*** LISTED RECORDS Section Begins ***
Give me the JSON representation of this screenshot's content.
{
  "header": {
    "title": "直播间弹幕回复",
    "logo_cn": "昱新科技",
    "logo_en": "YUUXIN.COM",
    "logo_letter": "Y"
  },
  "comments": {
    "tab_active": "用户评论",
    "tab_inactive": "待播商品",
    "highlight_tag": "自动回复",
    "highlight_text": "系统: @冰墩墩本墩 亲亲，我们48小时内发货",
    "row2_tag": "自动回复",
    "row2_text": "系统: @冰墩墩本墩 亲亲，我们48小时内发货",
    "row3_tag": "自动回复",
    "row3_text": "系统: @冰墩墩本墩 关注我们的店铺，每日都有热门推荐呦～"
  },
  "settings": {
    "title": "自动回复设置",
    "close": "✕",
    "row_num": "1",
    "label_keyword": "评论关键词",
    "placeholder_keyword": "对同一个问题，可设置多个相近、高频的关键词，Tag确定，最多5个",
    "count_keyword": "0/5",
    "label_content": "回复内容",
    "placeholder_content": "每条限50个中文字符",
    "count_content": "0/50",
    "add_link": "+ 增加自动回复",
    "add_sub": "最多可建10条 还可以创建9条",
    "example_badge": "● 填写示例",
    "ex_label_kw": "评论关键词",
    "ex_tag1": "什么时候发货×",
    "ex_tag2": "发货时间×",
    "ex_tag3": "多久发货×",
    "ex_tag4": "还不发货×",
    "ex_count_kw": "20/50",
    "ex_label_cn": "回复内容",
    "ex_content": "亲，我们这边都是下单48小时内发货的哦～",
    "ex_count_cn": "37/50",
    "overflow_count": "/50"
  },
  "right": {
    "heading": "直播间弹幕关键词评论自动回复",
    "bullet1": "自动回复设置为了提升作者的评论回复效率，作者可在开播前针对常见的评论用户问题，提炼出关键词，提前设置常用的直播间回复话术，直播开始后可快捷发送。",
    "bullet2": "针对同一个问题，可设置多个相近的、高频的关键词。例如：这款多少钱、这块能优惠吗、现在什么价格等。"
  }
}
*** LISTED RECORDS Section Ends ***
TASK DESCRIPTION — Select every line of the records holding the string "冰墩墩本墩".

YOUR RESPONSE —
    "highlight_text": "系统: @冰墩墩本墩 亲亲，我们48小时内发货",
    "row2_text": "系统: @冰墩墩本墩 亲亲，我们48小时内发货",
    "row3_text": "系统: @冰墩墩本墩 关注我们的店铺，每日都有热门推荐呦～"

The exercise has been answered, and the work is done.